Invalidated Feelings

Someone recently invalidated my feelings and it really hurt. I’ve been feeling like rubbish ever since because it was someone close to me. I just feel like I can’t talk to them about anything I might feel in the future. I’m depressed and I’ve been depressed for a long time. So, to get my feelings completely disregarded, by someone who knows my mental health and knows me very well, isn’t nice. Ever since they did it, I’ve been down more than usual. I feel like we would argue if I brought it up with them so I’m just going to have to keep my feelings to myself around them, I guess? Even though they’re someone I shouldn’t have trouble expressing myself to. I’m in a really low place right now and it hurts. It hurts that I can’t talk to them. It hurts that they’re such an important person in my life. It just hurts.
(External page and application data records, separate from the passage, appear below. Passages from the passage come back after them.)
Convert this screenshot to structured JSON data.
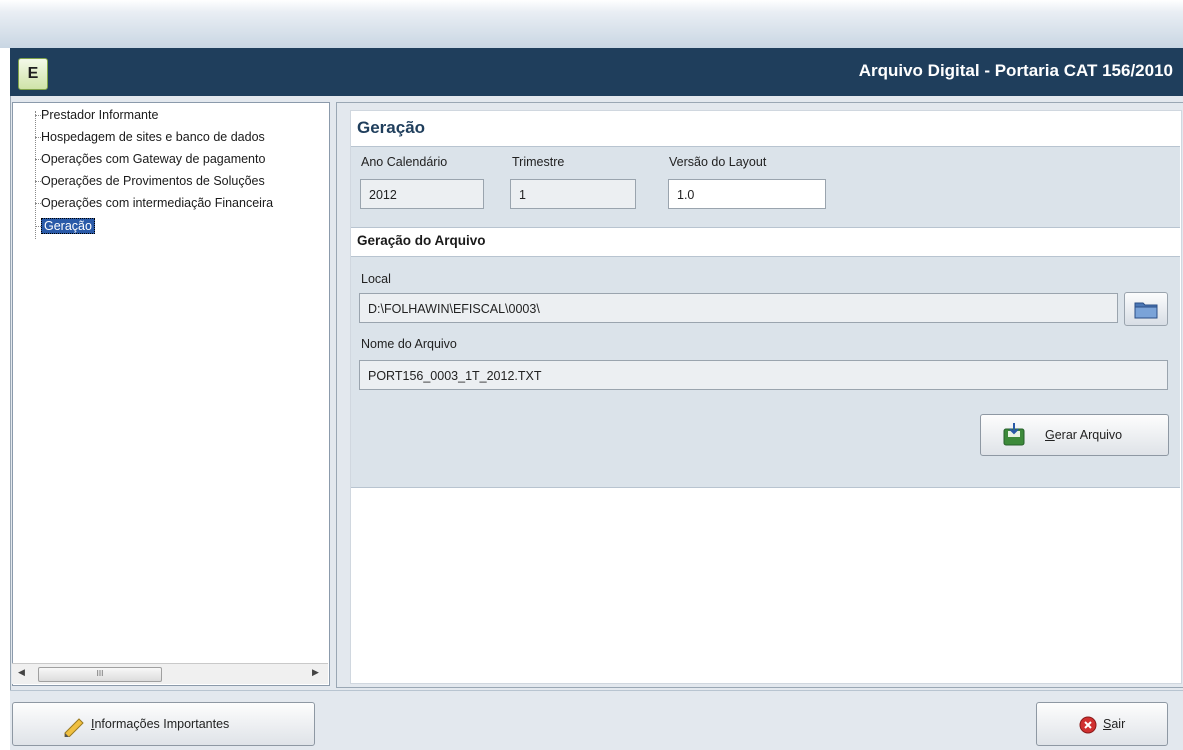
{
  "window": {
    "title": "Arquivo Digital - Portaria CAT 156/2010",
    "logo_letter": "E"
  },
  "tree": {
    "items": [
      {
        "label": "Prestador Informante"
      },
      {
        "label": "Hospedagem de sites e banco de dados"
      },
      {
        "label": "Operações com Gateway de pagamento"
      },
      {
        "label": "Operações de Provimentos de Soluções"
      },
      {
        "label": "Operações com intermediação Financeira"
      },
      {
        "label": "Geração"
      }
    ],
    "selected_index": 5,
    "scroll_grip": "III"
  },
  "main": {
    "section_title": "Geração",
    "ano_calendario": {
      "label": "Ano Calendário",
      "value": "2012"
    },
    "trimestre": {
      "label": "Trimestre",
      "value": "1"
    },
    "versao_layout": {
      "label": "Versão do Layout",
      "value": "1.0"
    },
    "subsection_title": "Geração do Arquivo",
    "local": {
      "label": "Local",
      "value": "D:\\FOLHAWIN\\EFISCAL\\0003\\"
    },
    "nome_arquivo": {
      "label": "Nome do Arquivo",
      "value": "PORT156_0003_1T_2012.TXT"
    },
    "gerar_button": {
      "mnemonic": "G",
      "rest": "erar Arquivo"
    }
  },
  "footer": {
    "info_button": {
      "mnemonic": "I",
      "rest": "nformações Importantes"
    },
    "exit_button": {
      "mnemonic": "S",
      "rest": "air"
    }
  },
  "colors": {
    "title_bar": "#1f3e5c",
    "selection": "#2a5aa8",
    "panel": "#dbe3ea"
  }
}
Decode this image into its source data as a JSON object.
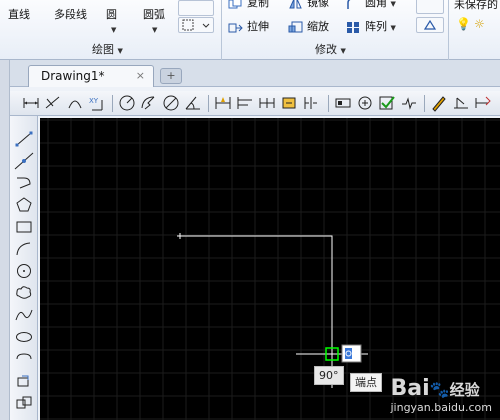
{
  "ribbon": {
    "draw_panel": {
      "items": [
        {
          "label": "直线"
        },
        {
          "label": "多段线"
        },
        {
          "label": "圆"
        },
        {
          "label": "圆弧"
        }
      ],
      "panel_label": "绘图"
    },
    "modify_panel": {
      "items": [
        {
          "label": "复制"
        },
        {
          "label": "镜像"
        },
        {
          "label": "圆角"
        },
        {
          "label": "拉伸"
        },
        {
          "label": "缩放"
        },
        {
          "label": "阵列"
        }
      ],
      "panel_label": "修改"
    },
    "layers_panel": {
      "label": "未保存的"
    }
  },
  "tabs": [
    {
      "label": "Drawing1*",
      "close": "×"
    }
  ],
  "canvas": {
    "background": "#000000",
    "grid_color": "#1c1c1c",
    "line_color": "#ffffff",
    "snap_color": "#00ff00",
    "angle_tooltip": "90°",
    "snap_tooltip": "端点"
  },
  "watermark": {
    "brand": "Bai",
    "brand2": "经验",
    "url": "jingyan.baidu.com"
  }
}
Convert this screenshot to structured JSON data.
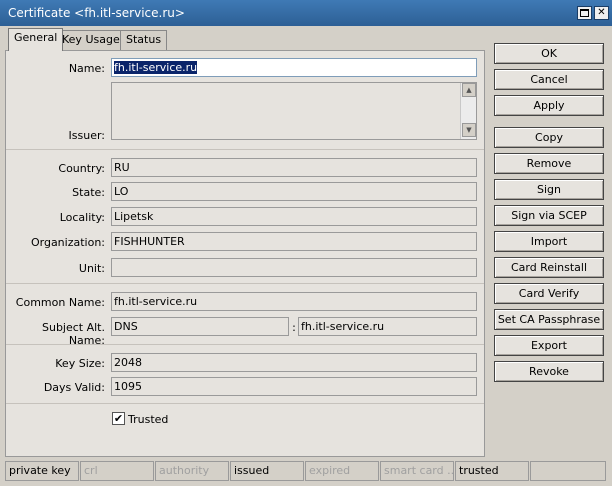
{
  "window": {
    "title": "Certificate <fh.itl-service.ru>"
  },
  "tabs": [
    {
      "label": "General"
    },
    {
      "label": "Key Usage"
    },
    {
      "label": "Status"
    }
  ],
  "form": {
    "name_label": "Name:",
    "name_value": "fh.itl-service.ru",
    "issuer_label": "Issuer:",
    "country_label": "Country:",
    "country_value": "RU",
    "state_label": "State:",
    "state_value": "LO",
    "locality_label": "Locality:",
    "locality_value": "Lipetsk",
    "organization_label": "Organization:",
    "organization_value": "FISHHUNTER",
    "unit_label": "Unit:",
    "unit_value": "",
    "common_name_label": "Common Name:",
    "common_name_value": "fh.itl-service.ru",
    "san_label": "Subject Alt. Name:",
    "san_type": "DNS",
    "san_colon": ":",
    "san_value": "fh.itl-service.ru",
    "key_size_label": "Key Size:",
    "key_size_value": "2048",
    "days_valid_label": "Days Valid:",
    "days_valid_value": "1095",
    "trusted_label": "Trusted",
    "trusted_checked": "✔"
  },
  "buttons": {
    "ok": "OK",
    "cancel": "Cancel",
    "apply": "Apply",
    "copy": "Copy",
    "remove": "Remove",
    "sign": "Sign",
    "sign_scep": "Sign via SCEP",
    "import": "Import",
    "card_reinstall": "Card Reinstall",
    "card_verify": "Card Verify",
    "set_ca_passphrase": "Set CA Passphrase",
    "export": "Export",
    "revoke": "Revoke"
  },
  "status": {
    "private_key": "private key",
    "crl": "crl",
    "authority": "authority",
    "issued": "issued",
    "expired": "expired",
    "smart_card": "smart card ...",
    "trusted": "trusted"
  },
  "icons": {
    "maximize": "maximize-icon",
    "close": "close-icon"
  }
}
Sylvia Plath, Mental Health, and Girls

This post is a combined post about mental health day (yesterday) and girl’s day (today). It’s talking about my all-time favourite poet: Sylvia Plath.

She was born in 1932 and died thirty years later in 1963. Why did she die at the age of thirty? Suicide. She had attempted suicide many times, but they failed. Eventually, she succeeded by carbon monoxide poisoning.

As she wrote in some of her many letters, she felt that she wouldn’t get a place at the top universities because of her suicidal background. She did eventually get a place at Cambridge, where she met her future husband, Ted Hughes, who was once the poet laureate.

She talked, in her letters, that girls being suicidal wasn’t taken seriously back then, and that it would even affect their chances in education and work. Her doctor cared deeply about her mental health, however, and had tried to get her admitted to hospital several times, but they would not take her. The system failed her because they didn’t care enough about her mental health. She was also subjected to electroconvulsive therapy when she was depressed, which is a really awful way to treat someone.

In one letter, she mentioned that two days before a miscarriage, her husband had beat her. Many blame Ted Hughes for her death, and some even vandalised her grave, getting rid of the surname ‘Hughes’ and replacing it with ‘Plath’. Her son also committed suicide in 2009.

Nowadays, mental health is taken more seriously, but a lot of girls are still subjected to judgement: “it’s just hormones”, “it will pass”, “you’re not depressed, just sad”, “you don’t seem it”, “this is a phase”. Sylvia Plath was failed, but she did so many beautiful poems that will always honour her memory; don’t let anyone else be failed. Just because they’re young, doesn’t mean it’s a phase, or hormones, or anything else. Even if it is, just take them seriously. Wiping them away like rain on your windscreen will cause them to isolate themselves and, eventually, they might have a similar fate to that of Sylvia. I love her writing so much but a lot of it is sad. She literally wrote about her emotions and she still didn’t get the care she needed.

This post was about girls, as it is girl’s day, but that doesn’t mean you should forget boys. They are taught to be strong pillars, but allow them to fall down. If you don’t, they might have the same fate as Sylvia Plath’s son, Nicholas.

A-Levels: Mental Health

I’ve been struggling with the stress of a-levels for a long time now and then I realised: my mental health should come first. Having suffered with depression and anxiety for a long time, I was back into a cycle I couldn’t get out of when I started my second year. The constant change of creative writing teacher certainly didn’t help. Now, I might only be doing one a-level soon. I know, I know, only one!? It’s because I’ve been having a lot of anxiety attacks recently and we’ve been talking to the college about the stress.

You guys have to remember that, although good grades would be nice, you shouldn’t let them be harmful to your mental health.You matter and you will get through this. I believe in you! However stressful a-levels are, they will be done one day. Just remember that. Especially if you have had mental health problems in the past, I would speak to people about what the best course of action is for you. They can help you by breaking the work down or referring you to counselling or whatever you need. Just reach out if it’s all getting too much. People do care.

🙂

Lia